EXERCISE DIRECTIONS — Every line of the material has to be retyped exactly.

ENTRIES SUPPLIED —
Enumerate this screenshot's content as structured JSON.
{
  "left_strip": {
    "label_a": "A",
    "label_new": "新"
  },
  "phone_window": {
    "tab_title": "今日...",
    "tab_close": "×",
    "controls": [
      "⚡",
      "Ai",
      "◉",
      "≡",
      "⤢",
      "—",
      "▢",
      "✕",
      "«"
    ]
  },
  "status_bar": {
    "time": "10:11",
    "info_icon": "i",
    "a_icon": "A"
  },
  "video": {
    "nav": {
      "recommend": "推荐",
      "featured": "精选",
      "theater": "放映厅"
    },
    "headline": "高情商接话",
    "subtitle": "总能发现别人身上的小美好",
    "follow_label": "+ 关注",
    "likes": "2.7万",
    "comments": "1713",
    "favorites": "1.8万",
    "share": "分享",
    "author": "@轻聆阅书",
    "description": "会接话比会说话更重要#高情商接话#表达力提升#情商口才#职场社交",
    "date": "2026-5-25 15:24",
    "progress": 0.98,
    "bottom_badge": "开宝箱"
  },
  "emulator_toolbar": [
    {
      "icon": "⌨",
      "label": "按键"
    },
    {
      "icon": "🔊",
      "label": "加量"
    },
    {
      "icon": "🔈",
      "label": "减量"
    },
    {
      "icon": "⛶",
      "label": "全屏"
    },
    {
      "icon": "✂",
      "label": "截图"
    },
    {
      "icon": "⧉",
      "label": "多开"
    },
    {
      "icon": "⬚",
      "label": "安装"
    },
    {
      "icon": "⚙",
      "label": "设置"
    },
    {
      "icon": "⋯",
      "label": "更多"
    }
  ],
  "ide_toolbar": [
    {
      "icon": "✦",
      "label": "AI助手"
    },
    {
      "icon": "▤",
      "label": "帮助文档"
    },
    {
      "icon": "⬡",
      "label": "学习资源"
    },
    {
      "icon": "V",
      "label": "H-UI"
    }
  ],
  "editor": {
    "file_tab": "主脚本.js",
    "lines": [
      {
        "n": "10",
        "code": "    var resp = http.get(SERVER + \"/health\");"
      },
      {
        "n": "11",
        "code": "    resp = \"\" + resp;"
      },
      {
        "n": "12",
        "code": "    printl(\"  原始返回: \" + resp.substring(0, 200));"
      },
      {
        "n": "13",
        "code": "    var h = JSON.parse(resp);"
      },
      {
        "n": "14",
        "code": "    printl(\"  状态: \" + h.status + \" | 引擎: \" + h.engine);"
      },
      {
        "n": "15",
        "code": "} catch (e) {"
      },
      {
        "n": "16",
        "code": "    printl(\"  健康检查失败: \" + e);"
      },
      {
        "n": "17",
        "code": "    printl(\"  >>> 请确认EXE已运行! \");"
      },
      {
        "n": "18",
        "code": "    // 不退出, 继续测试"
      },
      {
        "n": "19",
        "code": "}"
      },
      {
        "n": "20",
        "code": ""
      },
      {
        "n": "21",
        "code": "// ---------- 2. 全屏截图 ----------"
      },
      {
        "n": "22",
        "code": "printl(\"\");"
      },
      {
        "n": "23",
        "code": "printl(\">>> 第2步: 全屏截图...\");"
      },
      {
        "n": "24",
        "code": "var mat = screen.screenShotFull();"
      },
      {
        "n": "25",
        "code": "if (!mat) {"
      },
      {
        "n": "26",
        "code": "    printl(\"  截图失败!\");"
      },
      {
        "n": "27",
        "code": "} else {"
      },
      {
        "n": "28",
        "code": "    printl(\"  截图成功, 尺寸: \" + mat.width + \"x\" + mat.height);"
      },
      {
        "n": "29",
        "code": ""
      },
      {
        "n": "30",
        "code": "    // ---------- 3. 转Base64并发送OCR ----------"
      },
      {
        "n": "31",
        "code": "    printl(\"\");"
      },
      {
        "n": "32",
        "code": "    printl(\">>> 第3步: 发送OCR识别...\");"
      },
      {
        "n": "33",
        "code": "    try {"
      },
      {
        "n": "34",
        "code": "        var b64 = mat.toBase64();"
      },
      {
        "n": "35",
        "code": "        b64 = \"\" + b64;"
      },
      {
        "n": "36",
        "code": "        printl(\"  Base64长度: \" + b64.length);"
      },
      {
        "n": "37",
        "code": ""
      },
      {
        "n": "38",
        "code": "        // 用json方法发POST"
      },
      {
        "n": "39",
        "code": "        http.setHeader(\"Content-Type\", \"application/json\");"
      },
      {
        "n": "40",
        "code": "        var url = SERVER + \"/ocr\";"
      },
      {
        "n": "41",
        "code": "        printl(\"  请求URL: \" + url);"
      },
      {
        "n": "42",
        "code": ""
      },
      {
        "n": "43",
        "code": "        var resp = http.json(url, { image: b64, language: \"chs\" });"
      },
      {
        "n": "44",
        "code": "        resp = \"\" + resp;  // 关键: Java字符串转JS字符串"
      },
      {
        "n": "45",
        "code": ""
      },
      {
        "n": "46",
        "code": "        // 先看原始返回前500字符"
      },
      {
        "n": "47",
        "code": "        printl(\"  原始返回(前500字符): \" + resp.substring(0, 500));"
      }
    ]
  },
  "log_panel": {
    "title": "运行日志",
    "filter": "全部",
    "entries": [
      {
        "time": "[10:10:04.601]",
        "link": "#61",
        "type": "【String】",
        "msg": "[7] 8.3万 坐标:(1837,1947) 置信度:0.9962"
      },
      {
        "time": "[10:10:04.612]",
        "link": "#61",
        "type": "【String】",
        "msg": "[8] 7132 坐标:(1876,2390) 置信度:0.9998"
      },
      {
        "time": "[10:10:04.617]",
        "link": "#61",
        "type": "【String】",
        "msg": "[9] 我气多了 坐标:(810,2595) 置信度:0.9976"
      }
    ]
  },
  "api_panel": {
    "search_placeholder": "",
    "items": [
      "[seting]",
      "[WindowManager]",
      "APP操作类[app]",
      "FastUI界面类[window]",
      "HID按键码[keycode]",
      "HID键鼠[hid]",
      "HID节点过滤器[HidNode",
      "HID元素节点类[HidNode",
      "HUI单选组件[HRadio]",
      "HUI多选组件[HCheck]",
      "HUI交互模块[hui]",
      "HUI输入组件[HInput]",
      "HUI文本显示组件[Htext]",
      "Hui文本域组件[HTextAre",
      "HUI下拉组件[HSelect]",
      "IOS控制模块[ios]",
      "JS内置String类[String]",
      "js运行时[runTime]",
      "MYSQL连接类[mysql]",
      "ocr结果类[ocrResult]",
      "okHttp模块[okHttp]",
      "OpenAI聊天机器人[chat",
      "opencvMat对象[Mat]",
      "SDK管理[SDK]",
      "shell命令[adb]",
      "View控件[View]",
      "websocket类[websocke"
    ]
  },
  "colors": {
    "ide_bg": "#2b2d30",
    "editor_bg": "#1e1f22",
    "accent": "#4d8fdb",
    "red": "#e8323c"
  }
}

RESPONSE TO THIS TASK —
Enumerate this screenshot's content as structured JSON.
{
  "left_strip": {
    "label_a": "A",
    "label_new": "新"
  },
  "phone_window": {
    "tab_title": "今日...",
    "tab_close": "×",
    "controls": [
      "⚡",
      "Ai",
      "◉",
      "≡",
      "⤢",
      "—",
      "▢",
      "✕",
      "«"
    ]
  },
  "status_bar": {
    "time": "10:11",
    "info_icon": "i",
    "a_icon": "A"
  },
  "video": {
    "nav": {
      "recommend": "推荐",
      "featured": "精选",
      "theater": "放映厅"
    },
    "headline": "高情商接话",
    "subtitle": "总能发现别人身上的小美好",
    "follow_label": "+ 关注",
    "likes": "2.7万",
    "comments": "1713",
    "favorites": "1.8万",
    "share": "分享",
    "author": "@轻聆阅书",
    "description": "会接话比会说话更重要#高情商接话#表达力提升#情商口才#职场社交",
    "date": "2026-5-25 15:24",
    "progress": 0.98,
    "bottom_badge": "开宝箱"
  },
  "emulator_toolbar": [
    {
      "icon": "⌨",
      "label": "按键"
    },
    {
      "icon": "🔊",
      "label": "加量"
    },
    {
      "icon": "🔈",
      "label": "减量"
    },
    {
      "icon": "⛶",
      "label": "全屏"
    },
    {
      "icon": "✂",
      "label": "截图"
    },
    {
      "icon": "⧉",
      "label": "多开"
    },
    {
      "icon": "⬚",
      "label": "安装"
    },
    {
      "icon": "⚙",
      "label": "设置"
    },
    {
      "icon": "⋯",
      "label": "更多"
    }
  ],
  "ide_toolbar": [
    {
      "icon": "✦",
      "label": "AI助手"
    },
    {
      "icon": "▤",
      "label": "帮助文档"
    },
    {
      "icon": "⬡",
      "label": "学习资源"
    },
    {
      "icon": "V",
      "label": "H-UI"
    }
  ],
  "editor": {
    "file_tab": "主脚本.js",
    "lines": [
      {
        "n": "10",
        "code": "    var resp = http.get(SERVER + \"/health\");"
      },
      {
        "n": "11",
        "code": "    resp = \"\" + resp;"
      },
      {
        "n": "12",
        "code": "    printl(\"  原始返回: \" + resp.substring(0, 200));"
      },
      {
        "n": "13",
        "code": "    var h = JSON.parse(resp);"
      },
      {
        "n": "14",
        "code": "    printl(\"  状态: \" + h.status + \" | 引擎: \" + h.engine);"
      },
      {
        "n": "15",
        "code": "} catch (e) {"
      },
      {
        "n": "16",
        "code": "    printl(\"  健康检查失败: \" + e);"
      },
      {
        "n": "17",
        "code": "    printl(\"  >>> 请确认EXE已运行! \");"
      },
      {
        "n": "18",
        "code": "    // 不退出, 继续测试"
      },
      {
        "n": "19",
        "code": "}"
      },
      {
        "n": "20",
        "code": ""
      },
      {
        "n": "21",
        "code": "// ---------- 2. 全屏截图 ----------"
      },
      {
        "n": "22",
        "code": "printl(\"\");"
      },
      {
        "n": "23",
        "code": "printl(\">>> 第2步: 全屏截图...\");"
      },
      {
        "n": "24",
        "code": "var mat = screen.screenShotFull();"
      },
      {
        "n": "25",
        "code": "if (!mat) {"
      },
      {
        "n": "26",
        "code": "    printl(\"  截图失败!\");"
      },
      {
        "n": "27",
        "code": "} else {"
      },
      {
        "n": "28",
        "code": "    printl(\"  截图成功, 尺寸: \" + mat.width + \"x\" + mat.height);"
      },
      {
        "n": "29",
        "code": ""
      },
      {
        "n": "30",
        "code": "    // ---------- 3. 转Base64并发送OCR ----------"
      },
      {
        "n": "31",
        "code": "    printl(\"\");"
      },
      {
        "n": "32",
        "code": "    printl(\">>> 第3步: 发送OCR识别...\");"
      },
      {
        "n": "33",
        "code": "    try {"
      },
      {
        "n": "34",
        "code": "        var b64 = mat.toBase64();"
      },
      {
        "n": "35",
        "code": "        b64 = \"\" + b64;"
      },
      {
        "n": "36",
        "code": "        printl(\"  Base64长度: \" + b64.length);"
      },
      {
        "n": "37",
        "code": ""
      },
      {
        "n": "38",
        "code": "        // 用json方法发POST"
      },
      {
        "n": "39",
        "code": "        http.setHeader(\"Content-Type\", \"application/json\");"
      },
      {
        "n": "40",
        "code": "        var url = SERVER + \"/ocr\";"
      },
      {
        "n": "41",
        "code": "        printl(\"  请求URL: \" + url);"
      },
      {
        "n": "42",
        "code": ""
      },
      {
        "n": "43",
        "code": "        var resp = http.json(url, { image: b64, language: \"chs\" });"
      },
      {
        "n": "44",
        "code": "        resp = \"\" + resp;  // 关键: Java字符串转JS字符串"
      },
      {
        "n": "45",
        "code": ""
      },
      {
        "n": "46",
        "code": "        // 先看原始返回前500字符"
      },
      {
        "n": "47",
        "code": "        printl(\"  原始返回(前500字符): \" + resp.substring(0, 500));"
      }
    ]
  },
  "log_panel": {
    "title": "运行日志",
    "filter": "全部",
    "entries": [
      {
        "time": "[10:10:04.601]",
        "link": "#61",
        "type": "【String】",
        "msg": "[7] 8.3万 坐标:(1837,1947) 置信度:0.9962"
      },
      {
        "time": "[10:10:04.612]",
        "link": "#61",
        "type": "【String】",
        "msg": "[8] 7132 坐标:(1876,2390) 置信度:0.9998"
      },
      {
        "time": "[10:10:04.617]",
        "link": "#61",
        "type": "【String】",
        "msg": "[9] 我气多了 坐标:(810,2595) 置信度:0.9976"
      }
    ]
  },
  "api_panel": {
    "search_placeholder": "",
    "items": [
      "[seting]",
      "[WindowManager]",
      "APP操作类[app]",
      "FastUI界面类[window]",
      "HID按键码[keycode]",
      "HID键鼠[hid]",
      "HID节点过滤器[HidNode",
      "HID元素节点类[HidNode",
      "HUI单选组件[HRadio]",
      "HUI多选组件[HCheck]",
      "HUI交互模块[hui]",
      "HUI输入组件[HInput]",
      "HUI文本显示组件[Htext]",
      "Hui文本域组件[HTextAre",
      "HUI下拉组件[HSelect]",
      "IOS控制模块[ios]",
      "JS内置String类[String]",
      "js运行时[runTime]",
      "MYSQL连接类[mysql]",
      "ocr结果类[ocrResult]",
      "okHttp模块[okHttp]",
      "OpenAI聊天机器人[chat",
      "opencvMat对象[Mat]",
      "SDK管理[SDK]",
      "shell命令[adb]",
      "View控件[View]",
      "websocket类[websocke"
    ]
  },
  "colors": {
    "ide_bg": "#2b2d30",
    "editor_bg": "#1e1f22",
    "accent": "#4d8fdb",
    "red": "#e8323c"
  }
}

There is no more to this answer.